HOW TO COMPLETE THIS TASK:
Of the entries below, copy only those lines that contain the word "Приложения".

(Data records for software interfaces)

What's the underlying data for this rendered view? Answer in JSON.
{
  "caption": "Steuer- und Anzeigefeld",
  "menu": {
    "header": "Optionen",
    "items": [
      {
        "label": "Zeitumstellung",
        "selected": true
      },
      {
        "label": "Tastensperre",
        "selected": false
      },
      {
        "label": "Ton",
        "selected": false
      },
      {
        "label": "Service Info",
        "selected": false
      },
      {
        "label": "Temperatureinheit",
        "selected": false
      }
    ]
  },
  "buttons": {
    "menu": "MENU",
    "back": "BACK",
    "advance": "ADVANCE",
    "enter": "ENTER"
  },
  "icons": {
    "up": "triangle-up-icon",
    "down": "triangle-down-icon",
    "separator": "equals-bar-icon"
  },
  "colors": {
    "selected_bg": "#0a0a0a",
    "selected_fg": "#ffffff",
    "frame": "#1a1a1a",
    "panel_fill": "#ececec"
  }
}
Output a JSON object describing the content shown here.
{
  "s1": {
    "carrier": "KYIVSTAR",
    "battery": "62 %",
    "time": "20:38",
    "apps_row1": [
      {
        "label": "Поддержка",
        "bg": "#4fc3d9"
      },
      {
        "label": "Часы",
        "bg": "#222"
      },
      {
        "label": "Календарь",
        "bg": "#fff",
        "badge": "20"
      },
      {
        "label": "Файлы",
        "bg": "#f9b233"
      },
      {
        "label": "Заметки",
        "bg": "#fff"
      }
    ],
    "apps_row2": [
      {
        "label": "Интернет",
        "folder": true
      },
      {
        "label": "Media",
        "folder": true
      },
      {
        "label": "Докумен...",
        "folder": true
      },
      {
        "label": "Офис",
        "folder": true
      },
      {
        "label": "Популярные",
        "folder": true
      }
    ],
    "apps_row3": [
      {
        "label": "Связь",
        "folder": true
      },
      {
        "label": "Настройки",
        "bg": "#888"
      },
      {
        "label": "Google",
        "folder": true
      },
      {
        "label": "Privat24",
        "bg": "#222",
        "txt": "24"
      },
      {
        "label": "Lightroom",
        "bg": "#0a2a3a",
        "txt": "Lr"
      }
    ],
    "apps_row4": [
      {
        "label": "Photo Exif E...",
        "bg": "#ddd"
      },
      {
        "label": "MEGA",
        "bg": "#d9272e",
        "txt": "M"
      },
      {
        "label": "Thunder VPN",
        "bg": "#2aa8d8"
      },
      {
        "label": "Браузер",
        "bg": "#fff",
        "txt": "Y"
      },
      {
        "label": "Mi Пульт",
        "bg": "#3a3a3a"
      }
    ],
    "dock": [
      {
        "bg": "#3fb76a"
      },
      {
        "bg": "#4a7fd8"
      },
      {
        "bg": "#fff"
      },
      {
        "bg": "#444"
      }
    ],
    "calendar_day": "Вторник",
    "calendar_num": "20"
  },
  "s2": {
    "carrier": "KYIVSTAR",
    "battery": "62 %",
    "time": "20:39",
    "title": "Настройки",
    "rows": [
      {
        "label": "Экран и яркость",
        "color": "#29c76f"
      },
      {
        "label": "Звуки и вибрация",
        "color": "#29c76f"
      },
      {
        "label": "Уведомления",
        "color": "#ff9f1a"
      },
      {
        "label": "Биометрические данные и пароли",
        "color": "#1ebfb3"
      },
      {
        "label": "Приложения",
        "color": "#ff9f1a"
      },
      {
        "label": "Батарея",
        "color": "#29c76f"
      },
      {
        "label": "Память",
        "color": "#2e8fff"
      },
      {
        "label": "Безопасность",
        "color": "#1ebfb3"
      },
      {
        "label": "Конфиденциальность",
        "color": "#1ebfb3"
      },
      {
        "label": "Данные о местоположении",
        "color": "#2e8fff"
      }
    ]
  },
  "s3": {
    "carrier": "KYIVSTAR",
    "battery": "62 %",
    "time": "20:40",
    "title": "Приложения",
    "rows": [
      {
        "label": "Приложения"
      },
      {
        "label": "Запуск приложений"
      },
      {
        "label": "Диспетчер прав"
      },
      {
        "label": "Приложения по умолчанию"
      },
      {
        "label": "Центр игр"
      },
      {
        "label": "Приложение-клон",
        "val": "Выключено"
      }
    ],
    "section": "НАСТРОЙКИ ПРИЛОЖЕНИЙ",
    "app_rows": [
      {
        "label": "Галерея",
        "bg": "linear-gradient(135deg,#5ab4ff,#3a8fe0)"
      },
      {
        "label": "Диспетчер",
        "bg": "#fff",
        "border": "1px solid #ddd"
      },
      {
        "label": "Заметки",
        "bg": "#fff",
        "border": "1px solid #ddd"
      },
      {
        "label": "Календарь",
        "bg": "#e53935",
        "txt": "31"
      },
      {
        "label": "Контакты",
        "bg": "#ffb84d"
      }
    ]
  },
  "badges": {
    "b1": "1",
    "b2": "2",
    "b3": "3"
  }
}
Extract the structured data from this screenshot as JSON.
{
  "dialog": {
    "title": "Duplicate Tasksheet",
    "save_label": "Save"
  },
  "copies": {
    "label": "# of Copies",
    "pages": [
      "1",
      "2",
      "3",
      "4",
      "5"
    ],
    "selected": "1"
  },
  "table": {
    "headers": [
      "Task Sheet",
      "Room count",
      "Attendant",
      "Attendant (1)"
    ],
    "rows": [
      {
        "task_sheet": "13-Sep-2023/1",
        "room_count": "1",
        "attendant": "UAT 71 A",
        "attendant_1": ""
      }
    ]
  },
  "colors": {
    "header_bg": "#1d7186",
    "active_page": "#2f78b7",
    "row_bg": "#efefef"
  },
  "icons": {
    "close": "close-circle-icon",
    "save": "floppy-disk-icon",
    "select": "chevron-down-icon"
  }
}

ANSWER FOR THE TASK:
        "label": "Приложения",
    "title": "Приложения",
        "label": "Приложения"
        "label": "Приложения по умолчанию"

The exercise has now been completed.